Toshiba ungraded its Chromebook 2 line with faster fifth-generation Intel Core i3 or Celeron processors and several other improvements.
The latest Chromebook 2 versions are getting the faster CPUs to replace fourth-generation Intel processors of previous versions, the company recently announced. Also coming in the new versions are LED backlit keyboards for easier use in dark places as well as displays with high resolution. The new machines will be available with up to 4GB of RAM for increased performance.
“As more people use Chromebooks for productivity and rely more often on the Web for content creation and entertainment, devices need to be better equipped for these higher processing demands and built with hardware features that optimize Chrome OS,” Philip Osako, senior director of product marketing for the digital products division of Toshiba America Information Systems, said in a statement. “With the launch of our latest Chromebook 2 models, Toshiba delivers brilliant performance for an outstanding experience on and off the Web with entertainment-inspired hardware features that make the most of Chrome OS and enable customers to get things done faster wherever their Chromebook 2 takes them.”
The latest Toshiba Chromebook 2, which will be available in October, will include a 13.3-inch diagonal Full HD (1920 by 1080) In-Plane Switching (IPS) display that can be read at an angle, front-facing stereo speakers from Skullcandy, dual array microphones and an HD Webcam.
The Chromebook 2 will also include an estimated 8.5-hour battery life as well as 802.11ac WiFi, one USB 3.0 port, one USB 2.0 port, High-Definition Multimedia Interface (HDMI) output, an SD card slot and a security lock slot. The Chromebook 2 measures 12 inches across and weighs 2.9 pounds.
The devices are priced at $329.99 with an Intel Celeron processor or $429.99 with an Intel Core i3 processor.
Google has been promoting Chromebooks since the first one debuted in June 2011, two years after the company introduced the Chrome OS, according to an earlier eWEEK report. Now, four years later, Google’s effort is paying off with steady growth of Chromebook production and sales.
In August, Dell unveiled the Chromebook 13, the company’s first premium-level business Chromebook that incorporates features and security required by enterprise users. The device features a 13.3-inch display, a choice of processors up to 5th generation Intel Core i5 CPUs, up to 12 hours of battery life and more.
The Chromebook 13 runs on the Google Chrome operating system and provides users with manageability and security software and applications that are built for business users.

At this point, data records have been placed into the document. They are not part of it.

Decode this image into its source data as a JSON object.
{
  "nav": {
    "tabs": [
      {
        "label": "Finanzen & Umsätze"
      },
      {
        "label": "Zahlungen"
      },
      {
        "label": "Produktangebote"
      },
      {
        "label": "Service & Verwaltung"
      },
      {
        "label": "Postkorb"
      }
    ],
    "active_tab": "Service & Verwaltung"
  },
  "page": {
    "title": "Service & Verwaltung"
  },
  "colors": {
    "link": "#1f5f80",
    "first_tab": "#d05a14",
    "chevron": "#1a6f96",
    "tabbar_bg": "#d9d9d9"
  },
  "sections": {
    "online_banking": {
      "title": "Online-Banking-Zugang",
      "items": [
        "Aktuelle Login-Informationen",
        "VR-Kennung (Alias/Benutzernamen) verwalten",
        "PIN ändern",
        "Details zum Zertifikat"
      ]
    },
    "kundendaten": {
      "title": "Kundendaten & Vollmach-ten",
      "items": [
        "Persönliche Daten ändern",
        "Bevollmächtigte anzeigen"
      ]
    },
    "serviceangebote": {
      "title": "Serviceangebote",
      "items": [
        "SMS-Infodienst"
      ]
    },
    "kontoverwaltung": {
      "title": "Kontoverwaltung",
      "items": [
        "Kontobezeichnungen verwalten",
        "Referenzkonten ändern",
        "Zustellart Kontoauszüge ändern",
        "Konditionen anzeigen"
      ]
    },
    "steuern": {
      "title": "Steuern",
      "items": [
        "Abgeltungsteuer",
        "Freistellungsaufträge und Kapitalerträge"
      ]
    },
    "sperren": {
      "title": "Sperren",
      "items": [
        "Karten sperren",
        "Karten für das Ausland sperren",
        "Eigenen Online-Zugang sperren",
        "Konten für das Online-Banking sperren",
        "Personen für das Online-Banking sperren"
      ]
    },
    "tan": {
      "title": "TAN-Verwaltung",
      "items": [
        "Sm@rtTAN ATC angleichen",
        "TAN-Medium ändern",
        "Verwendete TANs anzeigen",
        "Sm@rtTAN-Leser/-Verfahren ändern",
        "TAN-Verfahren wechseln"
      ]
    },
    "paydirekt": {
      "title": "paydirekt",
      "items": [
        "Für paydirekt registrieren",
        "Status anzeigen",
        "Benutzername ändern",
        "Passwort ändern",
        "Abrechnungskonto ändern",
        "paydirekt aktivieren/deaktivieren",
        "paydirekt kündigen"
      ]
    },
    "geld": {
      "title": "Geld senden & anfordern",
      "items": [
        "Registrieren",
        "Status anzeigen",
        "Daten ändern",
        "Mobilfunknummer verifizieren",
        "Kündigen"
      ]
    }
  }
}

The Chromebook 13, which starts at $399, can be configured with a wide range of performance, speed and mobility options, including Intel Celeron, Core i3 or Core i5 processors with up to 8GB of RAM, according to Dell.
In April, Asus introduced the first convertible laptop and tablet Chromebook, the all-metal Asus Chromebook Flip, starting at $249. The machine includes a Rockchip 3288 processor, a choice of 2GB or 4GB of memory, a choice of 16GB of eMMC storage or 16GB of solid-state drive (SSD) storage, a 10.1-inch IPS display, an ARM Mali 760 quad-core graphics chip, battery life of up to 10 hours on a charge, an integrated track-pad, Bluetooth 4.0 and built-in 802.11ac WiFi.
In January, Acer unveiled two new Chromebooks geared for schools and students. The machines are designed to hold up under rough treatment and include features to help students complete their schoolwork at home or at school. The Acer Chromebook C910 with a 15.6-inch display starts at $299.99, and the Acer Chromebook C740 with an 11.6-inch display starts at $259.99. The Acer C910 is aimed at school lab and classroom uses, where the larger devices can be shared by multiple students. The Acer C740 is a compact Chromebook that fits well in backpacks so it can be easily transported home by students.